Within the entries below, find each line containing the word "JSON" and copy it.

■ ■ ■ ■ ■

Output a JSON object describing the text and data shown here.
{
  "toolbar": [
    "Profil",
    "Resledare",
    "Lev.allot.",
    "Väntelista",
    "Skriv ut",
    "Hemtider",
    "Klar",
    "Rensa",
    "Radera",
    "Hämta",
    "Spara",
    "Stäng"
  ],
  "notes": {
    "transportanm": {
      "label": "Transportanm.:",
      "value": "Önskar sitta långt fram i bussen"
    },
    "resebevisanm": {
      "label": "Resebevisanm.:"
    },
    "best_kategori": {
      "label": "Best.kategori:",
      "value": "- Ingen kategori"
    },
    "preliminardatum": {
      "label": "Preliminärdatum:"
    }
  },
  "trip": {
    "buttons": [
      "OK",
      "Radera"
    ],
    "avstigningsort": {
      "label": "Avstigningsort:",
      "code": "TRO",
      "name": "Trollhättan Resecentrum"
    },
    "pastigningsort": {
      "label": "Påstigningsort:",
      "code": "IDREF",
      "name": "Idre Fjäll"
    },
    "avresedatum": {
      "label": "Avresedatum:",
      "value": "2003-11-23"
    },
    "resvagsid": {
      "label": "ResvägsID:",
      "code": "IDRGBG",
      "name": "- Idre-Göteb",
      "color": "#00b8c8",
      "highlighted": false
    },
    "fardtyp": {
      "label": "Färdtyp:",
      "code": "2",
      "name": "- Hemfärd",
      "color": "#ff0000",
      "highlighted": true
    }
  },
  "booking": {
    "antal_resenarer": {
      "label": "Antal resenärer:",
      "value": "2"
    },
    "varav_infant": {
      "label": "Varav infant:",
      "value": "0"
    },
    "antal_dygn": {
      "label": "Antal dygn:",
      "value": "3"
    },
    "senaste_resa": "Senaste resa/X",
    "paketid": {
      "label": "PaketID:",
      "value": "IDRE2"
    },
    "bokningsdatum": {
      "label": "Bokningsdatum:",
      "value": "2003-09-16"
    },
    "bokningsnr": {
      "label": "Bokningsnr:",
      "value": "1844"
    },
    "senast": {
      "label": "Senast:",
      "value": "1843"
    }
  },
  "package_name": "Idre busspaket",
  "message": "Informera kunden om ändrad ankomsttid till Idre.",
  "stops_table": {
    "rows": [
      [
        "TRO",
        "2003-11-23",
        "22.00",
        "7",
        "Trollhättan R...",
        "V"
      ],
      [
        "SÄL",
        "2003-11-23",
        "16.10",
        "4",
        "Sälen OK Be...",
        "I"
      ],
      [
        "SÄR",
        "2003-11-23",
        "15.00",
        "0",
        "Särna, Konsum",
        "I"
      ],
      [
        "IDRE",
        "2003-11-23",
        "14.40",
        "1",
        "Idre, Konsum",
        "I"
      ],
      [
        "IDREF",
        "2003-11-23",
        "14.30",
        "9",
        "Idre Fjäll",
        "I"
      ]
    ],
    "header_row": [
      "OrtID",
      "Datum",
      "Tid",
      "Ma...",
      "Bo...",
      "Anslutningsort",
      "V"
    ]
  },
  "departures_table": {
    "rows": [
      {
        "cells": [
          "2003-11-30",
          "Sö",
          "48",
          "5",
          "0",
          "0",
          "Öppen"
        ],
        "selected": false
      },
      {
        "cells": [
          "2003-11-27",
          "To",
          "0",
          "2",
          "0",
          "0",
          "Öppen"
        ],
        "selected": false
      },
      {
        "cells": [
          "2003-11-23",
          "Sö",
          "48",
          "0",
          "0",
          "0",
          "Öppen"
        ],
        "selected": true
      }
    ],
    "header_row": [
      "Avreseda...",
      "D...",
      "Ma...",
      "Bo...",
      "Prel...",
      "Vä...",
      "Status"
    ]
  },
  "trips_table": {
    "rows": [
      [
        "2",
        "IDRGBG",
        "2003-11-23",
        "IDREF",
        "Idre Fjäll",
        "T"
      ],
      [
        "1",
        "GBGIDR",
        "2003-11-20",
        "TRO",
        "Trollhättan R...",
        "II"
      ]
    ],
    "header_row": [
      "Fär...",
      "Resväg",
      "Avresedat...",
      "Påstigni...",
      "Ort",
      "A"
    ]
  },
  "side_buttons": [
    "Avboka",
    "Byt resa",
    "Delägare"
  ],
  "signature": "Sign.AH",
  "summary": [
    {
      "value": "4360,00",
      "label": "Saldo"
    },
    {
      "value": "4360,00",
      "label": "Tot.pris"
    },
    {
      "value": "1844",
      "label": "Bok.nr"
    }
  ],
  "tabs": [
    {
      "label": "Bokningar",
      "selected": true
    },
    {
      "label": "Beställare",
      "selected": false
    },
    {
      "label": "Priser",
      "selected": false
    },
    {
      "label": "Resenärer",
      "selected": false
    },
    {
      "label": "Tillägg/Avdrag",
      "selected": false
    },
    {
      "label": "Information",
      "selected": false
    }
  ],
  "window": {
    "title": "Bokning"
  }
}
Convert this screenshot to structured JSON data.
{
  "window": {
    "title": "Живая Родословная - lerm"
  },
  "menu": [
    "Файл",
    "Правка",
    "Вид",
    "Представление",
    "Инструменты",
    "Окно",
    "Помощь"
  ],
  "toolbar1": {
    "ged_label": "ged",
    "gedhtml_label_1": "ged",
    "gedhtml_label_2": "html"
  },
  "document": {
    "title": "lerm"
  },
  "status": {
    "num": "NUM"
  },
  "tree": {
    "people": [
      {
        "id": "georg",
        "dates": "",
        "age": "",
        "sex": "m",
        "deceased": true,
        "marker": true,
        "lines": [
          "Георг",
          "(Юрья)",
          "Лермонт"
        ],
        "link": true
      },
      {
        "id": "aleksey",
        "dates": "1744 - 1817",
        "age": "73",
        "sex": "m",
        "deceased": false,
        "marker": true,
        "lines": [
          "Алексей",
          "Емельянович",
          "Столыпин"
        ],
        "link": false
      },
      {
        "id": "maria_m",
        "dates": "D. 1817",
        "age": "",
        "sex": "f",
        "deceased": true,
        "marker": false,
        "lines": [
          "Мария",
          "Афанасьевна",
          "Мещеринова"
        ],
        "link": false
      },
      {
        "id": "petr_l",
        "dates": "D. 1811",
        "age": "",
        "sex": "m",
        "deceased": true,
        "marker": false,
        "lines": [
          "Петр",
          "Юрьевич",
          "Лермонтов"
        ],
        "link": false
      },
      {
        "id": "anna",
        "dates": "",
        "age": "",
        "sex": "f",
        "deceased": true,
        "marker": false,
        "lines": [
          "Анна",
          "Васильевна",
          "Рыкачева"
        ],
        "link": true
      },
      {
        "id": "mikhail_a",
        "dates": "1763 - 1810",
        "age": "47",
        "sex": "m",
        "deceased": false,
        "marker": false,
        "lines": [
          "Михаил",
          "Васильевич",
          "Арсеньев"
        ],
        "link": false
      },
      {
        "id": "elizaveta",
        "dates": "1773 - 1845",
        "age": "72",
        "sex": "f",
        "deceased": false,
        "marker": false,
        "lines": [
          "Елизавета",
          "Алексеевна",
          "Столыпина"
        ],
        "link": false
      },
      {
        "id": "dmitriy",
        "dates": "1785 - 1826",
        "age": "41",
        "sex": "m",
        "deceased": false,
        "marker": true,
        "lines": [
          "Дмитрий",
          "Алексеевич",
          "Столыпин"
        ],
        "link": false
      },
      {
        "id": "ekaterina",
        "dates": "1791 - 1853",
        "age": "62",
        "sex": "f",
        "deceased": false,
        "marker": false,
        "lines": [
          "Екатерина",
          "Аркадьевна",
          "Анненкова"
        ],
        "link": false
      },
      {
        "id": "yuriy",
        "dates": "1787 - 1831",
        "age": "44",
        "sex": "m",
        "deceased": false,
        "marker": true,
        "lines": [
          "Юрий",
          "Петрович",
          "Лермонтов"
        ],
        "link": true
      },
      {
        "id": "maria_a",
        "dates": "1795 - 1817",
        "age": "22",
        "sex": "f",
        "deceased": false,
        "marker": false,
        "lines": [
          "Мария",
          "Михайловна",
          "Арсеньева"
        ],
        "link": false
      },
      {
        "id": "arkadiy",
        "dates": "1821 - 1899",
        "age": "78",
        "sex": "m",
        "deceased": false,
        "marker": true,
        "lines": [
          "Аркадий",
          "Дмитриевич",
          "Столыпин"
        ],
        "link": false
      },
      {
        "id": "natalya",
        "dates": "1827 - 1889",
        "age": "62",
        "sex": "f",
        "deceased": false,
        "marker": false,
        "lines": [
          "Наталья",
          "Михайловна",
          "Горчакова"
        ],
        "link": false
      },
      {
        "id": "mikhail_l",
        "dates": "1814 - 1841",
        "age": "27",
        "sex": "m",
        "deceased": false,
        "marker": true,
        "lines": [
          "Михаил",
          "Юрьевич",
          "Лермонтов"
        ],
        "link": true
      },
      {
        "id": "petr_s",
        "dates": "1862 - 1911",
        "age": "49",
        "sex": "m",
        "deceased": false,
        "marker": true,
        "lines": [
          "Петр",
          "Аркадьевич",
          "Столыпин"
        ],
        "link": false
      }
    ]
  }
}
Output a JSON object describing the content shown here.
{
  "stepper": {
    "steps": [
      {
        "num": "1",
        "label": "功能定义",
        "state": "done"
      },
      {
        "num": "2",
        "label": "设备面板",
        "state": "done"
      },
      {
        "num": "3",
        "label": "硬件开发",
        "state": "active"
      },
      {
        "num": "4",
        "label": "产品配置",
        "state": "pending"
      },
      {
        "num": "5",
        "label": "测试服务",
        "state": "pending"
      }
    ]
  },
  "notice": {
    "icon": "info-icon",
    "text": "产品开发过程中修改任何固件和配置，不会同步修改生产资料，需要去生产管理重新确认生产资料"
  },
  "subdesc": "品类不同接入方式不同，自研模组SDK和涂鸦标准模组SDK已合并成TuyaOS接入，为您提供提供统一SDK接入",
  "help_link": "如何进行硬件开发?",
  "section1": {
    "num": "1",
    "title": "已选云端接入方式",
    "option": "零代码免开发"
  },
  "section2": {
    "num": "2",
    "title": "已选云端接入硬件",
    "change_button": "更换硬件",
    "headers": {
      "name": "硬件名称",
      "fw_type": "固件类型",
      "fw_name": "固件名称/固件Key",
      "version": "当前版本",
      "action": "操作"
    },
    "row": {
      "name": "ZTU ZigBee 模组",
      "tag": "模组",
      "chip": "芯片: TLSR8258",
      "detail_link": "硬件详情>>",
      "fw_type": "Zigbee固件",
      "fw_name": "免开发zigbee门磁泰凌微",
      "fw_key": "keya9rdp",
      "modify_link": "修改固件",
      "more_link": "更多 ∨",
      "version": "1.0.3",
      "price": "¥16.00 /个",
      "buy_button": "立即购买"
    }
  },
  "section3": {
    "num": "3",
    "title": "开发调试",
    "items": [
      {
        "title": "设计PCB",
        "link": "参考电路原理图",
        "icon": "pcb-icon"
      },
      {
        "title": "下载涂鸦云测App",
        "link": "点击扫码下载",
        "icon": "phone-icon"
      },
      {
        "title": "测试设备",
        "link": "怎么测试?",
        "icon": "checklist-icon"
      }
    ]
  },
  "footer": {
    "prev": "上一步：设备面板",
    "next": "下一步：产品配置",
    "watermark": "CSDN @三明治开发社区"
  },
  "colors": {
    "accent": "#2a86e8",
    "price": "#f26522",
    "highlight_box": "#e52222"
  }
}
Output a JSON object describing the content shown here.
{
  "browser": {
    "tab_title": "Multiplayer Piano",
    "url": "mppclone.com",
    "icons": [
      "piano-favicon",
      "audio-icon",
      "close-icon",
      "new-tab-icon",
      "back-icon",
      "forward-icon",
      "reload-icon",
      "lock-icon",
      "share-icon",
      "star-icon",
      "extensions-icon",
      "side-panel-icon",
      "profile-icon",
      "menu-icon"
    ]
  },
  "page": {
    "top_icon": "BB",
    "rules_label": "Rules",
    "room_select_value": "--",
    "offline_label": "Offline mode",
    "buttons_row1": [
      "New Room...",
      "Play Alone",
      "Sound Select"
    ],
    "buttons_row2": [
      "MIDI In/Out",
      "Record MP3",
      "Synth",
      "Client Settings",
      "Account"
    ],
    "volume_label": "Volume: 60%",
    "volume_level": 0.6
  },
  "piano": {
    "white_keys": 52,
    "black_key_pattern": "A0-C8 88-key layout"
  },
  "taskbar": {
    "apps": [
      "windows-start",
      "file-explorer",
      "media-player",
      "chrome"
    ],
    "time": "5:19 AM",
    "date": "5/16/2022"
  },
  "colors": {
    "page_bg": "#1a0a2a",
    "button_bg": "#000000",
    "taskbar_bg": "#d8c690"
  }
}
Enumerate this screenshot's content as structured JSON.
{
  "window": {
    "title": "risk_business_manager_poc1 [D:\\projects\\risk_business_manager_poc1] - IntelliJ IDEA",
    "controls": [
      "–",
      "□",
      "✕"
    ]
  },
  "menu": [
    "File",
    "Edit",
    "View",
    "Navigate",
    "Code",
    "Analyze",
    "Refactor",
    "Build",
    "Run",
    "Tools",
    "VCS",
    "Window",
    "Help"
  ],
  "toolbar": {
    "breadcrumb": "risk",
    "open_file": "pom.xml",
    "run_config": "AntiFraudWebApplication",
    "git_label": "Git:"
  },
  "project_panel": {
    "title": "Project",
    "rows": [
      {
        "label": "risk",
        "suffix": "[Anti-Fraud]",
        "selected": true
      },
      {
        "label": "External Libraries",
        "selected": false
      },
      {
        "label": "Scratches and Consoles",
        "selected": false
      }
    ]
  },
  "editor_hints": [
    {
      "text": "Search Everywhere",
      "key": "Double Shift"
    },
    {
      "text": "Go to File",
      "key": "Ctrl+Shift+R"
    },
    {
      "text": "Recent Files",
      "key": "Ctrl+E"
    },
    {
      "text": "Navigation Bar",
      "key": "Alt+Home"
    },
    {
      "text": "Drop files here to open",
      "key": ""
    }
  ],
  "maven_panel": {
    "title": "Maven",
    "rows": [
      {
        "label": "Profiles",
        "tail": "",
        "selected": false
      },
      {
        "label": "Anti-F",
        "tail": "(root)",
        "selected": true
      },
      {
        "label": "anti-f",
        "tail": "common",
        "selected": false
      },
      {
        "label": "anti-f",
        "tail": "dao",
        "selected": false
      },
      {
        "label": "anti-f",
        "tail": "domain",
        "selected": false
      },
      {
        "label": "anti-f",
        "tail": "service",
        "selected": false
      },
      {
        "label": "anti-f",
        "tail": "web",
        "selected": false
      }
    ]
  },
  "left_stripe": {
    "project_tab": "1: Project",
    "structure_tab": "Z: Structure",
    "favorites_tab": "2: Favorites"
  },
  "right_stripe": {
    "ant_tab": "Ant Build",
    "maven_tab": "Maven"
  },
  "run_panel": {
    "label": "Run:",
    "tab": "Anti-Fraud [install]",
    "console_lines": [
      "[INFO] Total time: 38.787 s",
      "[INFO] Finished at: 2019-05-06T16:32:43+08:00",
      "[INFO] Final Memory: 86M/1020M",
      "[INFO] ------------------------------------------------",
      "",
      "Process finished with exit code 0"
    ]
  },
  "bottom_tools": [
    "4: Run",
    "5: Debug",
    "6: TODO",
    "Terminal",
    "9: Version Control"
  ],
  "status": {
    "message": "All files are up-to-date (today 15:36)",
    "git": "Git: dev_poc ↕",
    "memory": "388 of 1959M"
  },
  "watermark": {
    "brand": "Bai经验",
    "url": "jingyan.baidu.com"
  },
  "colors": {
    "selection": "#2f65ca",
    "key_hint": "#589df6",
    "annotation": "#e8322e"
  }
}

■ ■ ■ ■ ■

OUTPUT BELOW —
Output a JSON object describing the text and data shown here.
Convert this screenshot to structured JSON data.
Output a JSON object describing the content shown here.
Output a JSON object describing the content shown here.
Enumerate this screenshot's content as structured JSON.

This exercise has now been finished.